Customer Service | Help | FAQ | PEP-Easy | Report a Data Error | About
:
Login
Tip: To see who cited a particular article…

PEP-Web Tip of the Day

To see what papers cited a particular article, click on “[Who Cited This?] which can be found at the end of every article.

For the complete list of tips, see PEP-Web Tips on the PEP-Web support page.

Vellacott, J. (2014). Introduction to ‘Anxiety, Symptoms and Containment’. Brit. J. Psychother., 30(1):104-105.

(2014). British Journal of Psychotherapy, 30(1):104-105

Introduction to ‘Anxiety, Symptoms and Containment’ Related Papers

Julia Vellacott

Bernardine Bishop first joined the Foundation for Psychotherapy and Counselling seminars with her paper ‘When is a body not a body’, in the 2006 ‘Mind and Body’ series. The paper published here was given in 2011 in the FPC series on ‘Anxiety, Symptoms and Containment’.

The title spells out the general territory of Bernardine's paper: the anxiety caused by the return of the repressed; the creation of a defensive compromise in which the forbidden wish and the defence are united in a single formation, the symptom; the issue of how this unstable or all-too-stable and satisfying compromise, the symptom, is to be contained in psychotherapy.

For we know from Freud's account that any symptom, however distressing, provides the unconscious with a replacement satisfaction:

… by means of extreme condensation the satisfaction can be compressed into a single sensation … by means of extreme displacement it can be restricted to one small detail of the entire libidinal complex. It is not to be wondered at if we, too, often have difficulty in recognising in a symptom the libidinal satisfaction whose presence we suspect and which is invariably confirmed. (New Introductory Lectures, PFL, pp. 412-13)

Bernardine stresses the other side of the story - the symptom's alleviation of the most profound unconscious anxiety: ‘A symptom defends against the worst despair that has no story and can never change or end … Nameless dread, unmediated, is unbearable; a symptom imposes a shape on that dread, what I have called a story, a narrative.

[This is a summary excerpt from the full text of the journal article. The full text of the document is available to journal subscribers on the publisher's website here.]

Copyright © 2019, Psychoanalytic Electronic Publishing, ISSN 2472-6982 Customer Service | Help | FAQ | Download PEP Bibliography | Report a Data Error | About

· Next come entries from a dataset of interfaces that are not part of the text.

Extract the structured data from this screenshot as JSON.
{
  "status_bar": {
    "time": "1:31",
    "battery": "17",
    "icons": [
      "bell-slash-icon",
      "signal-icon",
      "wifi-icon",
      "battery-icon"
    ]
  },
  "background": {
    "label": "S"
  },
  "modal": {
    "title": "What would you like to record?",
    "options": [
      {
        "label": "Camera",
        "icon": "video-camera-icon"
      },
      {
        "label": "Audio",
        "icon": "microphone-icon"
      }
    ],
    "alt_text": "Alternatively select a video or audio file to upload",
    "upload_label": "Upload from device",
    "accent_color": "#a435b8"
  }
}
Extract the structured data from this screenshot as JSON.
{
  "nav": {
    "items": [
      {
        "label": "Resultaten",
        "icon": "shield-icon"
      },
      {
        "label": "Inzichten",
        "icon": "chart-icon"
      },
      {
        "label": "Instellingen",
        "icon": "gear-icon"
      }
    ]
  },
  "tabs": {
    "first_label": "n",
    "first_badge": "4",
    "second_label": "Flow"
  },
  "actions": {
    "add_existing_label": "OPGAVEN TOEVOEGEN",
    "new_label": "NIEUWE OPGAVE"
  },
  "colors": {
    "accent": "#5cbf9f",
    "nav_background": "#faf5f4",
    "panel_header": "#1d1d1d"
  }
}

WARNING! This text is printed for personal use. It is copyright to the journal in which it originally appeared. It is illegal to redistribute it in any form.